Calafia Condos Resort & Villas. The area sits on a privileged location that is a window to an assortment of marine wild life, from sea lions, seals, seagulls to dolphins, whales and even orcas.


This video is a common sight for the residents at Calafia Condos, a pod of a couple of hundred or so of long-beaked dolphins working together in a coordinated hunting dance to encircle fish that ends up in a spectacular feast where even the seagulls and pelicans join in.

Enjoy the video.


For more information on Calafia Condos and Baja real estate please visit http://www.bajarealestategroup.net

It’s wine festival time on La Ruta del Vino

Written By: Omar Millán Gonález

It’s wine festival time on La Ruta del Vino

It’s wine festival time on La Ruta del Vino

VALLE DE GUADALUPE, Baja California — One hour south of Tijuana, there’s a magical place that for 120 years has captured the flavor of this land.

It’s called La Ruta del Vino (The Wine Route), a road that starts in El Sauzal, outside of Ensenada, and connects to the valleys of Guadalupe, San Antonio de las Minas and Calafia, wine-producing regions where almost 250 producers grow grapes.

In these valleys, and in San Vicente and the Valley of Santo Tomás, 27 miles south of Ensenada, 126 million liters of wine are produced every year. They represent 90 percent of the table wines produced in Mexico, according to Sistema Producto Vid, an association of wine producers in the region.

The bucolic landscape is beautiful year-round, but in August, the grape harvest begins and all the local producers stage their harvest festivals. The area becomes a constant party, revolving around wine. There are wine contests, dancing, grand banquets, concerts, bullfights and guide tours of the wineries the vineyards.

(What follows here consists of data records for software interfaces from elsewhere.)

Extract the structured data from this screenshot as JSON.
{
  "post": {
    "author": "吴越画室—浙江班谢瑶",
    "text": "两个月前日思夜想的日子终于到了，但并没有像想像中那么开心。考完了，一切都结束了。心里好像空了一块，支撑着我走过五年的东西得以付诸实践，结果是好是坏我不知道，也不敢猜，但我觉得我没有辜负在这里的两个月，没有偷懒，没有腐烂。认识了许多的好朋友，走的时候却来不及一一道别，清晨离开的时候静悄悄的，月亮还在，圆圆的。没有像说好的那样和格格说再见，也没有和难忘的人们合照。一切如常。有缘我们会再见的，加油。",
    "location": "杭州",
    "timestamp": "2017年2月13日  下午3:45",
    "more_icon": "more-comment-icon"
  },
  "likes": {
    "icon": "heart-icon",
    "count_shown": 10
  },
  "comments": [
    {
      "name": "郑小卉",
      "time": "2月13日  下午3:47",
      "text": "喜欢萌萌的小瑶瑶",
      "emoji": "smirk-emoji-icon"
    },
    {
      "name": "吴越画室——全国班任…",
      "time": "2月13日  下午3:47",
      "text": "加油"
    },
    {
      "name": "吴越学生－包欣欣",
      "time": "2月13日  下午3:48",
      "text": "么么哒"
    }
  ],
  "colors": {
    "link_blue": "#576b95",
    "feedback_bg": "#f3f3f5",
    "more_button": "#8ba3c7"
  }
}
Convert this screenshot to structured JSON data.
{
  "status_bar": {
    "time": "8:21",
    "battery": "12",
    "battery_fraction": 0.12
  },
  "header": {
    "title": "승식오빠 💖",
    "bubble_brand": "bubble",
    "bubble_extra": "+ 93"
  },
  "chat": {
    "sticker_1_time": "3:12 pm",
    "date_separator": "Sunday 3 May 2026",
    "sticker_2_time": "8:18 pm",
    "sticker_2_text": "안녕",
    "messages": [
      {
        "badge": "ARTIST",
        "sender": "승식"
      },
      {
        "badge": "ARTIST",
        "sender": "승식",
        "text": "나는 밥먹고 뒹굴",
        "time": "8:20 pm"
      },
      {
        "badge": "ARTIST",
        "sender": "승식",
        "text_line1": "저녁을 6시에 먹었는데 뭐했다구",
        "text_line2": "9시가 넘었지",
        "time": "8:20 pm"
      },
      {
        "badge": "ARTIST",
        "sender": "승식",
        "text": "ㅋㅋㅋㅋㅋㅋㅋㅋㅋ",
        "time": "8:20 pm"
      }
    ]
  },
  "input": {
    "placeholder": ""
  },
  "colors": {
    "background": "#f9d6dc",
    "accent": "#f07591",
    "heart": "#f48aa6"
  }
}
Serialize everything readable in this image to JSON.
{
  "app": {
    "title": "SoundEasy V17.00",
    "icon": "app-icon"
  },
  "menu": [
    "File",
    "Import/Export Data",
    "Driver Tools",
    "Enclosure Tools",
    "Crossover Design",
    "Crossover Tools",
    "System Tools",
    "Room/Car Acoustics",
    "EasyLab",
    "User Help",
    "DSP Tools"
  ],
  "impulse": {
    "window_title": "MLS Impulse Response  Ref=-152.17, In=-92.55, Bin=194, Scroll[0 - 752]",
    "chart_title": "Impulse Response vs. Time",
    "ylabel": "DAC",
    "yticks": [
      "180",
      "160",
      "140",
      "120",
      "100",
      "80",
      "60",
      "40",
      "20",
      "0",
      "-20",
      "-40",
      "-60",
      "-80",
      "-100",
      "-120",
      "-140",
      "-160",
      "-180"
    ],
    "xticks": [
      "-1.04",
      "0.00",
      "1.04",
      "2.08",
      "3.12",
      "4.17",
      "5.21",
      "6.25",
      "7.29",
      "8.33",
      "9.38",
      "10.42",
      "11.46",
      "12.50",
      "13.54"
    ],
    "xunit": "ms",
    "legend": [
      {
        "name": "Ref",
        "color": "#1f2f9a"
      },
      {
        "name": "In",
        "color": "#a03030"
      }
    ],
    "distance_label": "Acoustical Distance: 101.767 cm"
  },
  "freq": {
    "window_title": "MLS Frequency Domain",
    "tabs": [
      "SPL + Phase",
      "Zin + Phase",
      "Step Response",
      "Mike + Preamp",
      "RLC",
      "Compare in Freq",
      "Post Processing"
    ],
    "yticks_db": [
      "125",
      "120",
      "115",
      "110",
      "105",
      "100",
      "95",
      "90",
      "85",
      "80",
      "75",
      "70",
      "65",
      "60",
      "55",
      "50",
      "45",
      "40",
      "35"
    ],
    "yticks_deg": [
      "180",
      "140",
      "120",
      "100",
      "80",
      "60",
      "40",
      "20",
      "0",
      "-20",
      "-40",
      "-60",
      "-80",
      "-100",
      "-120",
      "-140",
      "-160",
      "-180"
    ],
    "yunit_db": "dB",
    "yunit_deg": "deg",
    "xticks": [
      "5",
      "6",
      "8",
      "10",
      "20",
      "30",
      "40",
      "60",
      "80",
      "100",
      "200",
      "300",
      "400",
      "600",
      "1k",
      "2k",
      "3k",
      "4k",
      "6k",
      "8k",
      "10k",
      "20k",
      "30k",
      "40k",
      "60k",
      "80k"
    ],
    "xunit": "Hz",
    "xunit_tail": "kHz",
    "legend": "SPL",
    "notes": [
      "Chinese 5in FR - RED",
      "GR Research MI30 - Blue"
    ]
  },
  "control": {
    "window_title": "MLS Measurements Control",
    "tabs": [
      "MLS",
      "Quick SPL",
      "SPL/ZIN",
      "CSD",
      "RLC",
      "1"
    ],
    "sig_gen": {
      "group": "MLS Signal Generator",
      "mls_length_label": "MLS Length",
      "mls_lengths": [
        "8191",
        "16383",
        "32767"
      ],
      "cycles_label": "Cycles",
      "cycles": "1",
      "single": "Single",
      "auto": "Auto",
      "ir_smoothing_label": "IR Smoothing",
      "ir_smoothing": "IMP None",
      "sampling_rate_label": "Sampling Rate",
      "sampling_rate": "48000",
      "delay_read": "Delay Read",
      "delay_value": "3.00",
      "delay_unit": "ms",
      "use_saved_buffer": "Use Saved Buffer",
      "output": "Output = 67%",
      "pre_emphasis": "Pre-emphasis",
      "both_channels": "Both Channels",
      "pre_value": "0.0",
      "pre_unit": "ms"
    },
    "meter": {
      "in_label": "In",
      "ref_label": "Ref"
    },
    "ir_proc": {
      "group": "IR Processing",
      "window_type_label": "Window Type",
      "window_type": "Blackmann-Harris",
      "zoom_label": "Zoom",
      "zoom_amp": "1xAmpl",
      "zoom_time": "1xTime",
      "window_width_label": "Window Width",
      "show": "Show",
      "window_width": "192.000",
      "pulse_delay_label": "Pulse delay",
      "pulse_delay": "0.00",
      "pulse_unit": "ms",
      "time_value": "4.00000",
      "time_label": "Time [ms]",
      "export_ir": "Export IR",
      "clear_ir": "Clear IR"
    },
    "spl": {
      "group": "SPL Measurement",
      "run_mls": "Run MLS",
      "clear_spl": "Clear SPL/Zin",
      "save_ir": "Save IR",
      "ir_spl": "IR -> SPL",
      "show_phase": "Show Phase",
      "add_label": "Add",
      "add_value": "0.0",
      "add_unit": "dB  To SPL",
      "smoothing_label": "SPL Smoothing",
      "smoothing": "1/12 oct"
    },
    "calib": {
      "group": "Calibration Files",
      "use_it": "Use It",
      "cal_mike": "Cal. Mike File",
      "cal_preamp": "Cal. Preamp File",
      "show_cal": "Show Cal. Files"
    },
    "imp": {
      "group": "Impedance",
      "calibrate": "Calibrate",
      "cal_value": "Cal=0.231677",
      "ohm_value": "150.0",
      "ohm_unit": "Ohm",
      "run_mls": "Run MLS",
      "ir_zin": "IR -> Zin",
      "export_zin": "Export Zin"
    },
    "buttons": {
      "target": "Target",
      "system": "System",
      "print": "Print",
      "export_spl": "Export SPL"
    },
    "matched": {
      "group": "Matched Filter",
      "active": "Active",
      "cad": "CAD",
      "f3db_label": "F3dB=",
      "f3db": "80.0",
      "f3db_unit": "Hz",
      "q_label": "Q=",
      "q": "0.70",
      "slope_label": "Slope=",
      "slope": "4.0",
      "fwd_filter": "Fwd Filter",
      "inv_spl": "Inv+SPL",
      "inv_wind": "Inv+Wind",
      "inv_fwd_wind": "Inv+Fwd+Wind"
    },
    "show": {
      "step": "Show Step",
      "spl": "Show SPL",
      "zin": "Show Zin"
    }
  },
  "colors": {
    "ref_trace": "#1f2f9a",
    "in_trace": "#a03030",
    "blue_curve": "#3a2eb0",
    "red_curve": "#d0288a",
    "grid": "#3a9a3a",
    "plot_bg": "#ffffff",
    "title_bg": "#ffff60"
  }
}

Santo Tomás, founded in 1888, and LA Cetto, founded in 1930, are the oldest vineyards in the region, and their wines have reached countries with long oenological traditions, including France and Italy. read more »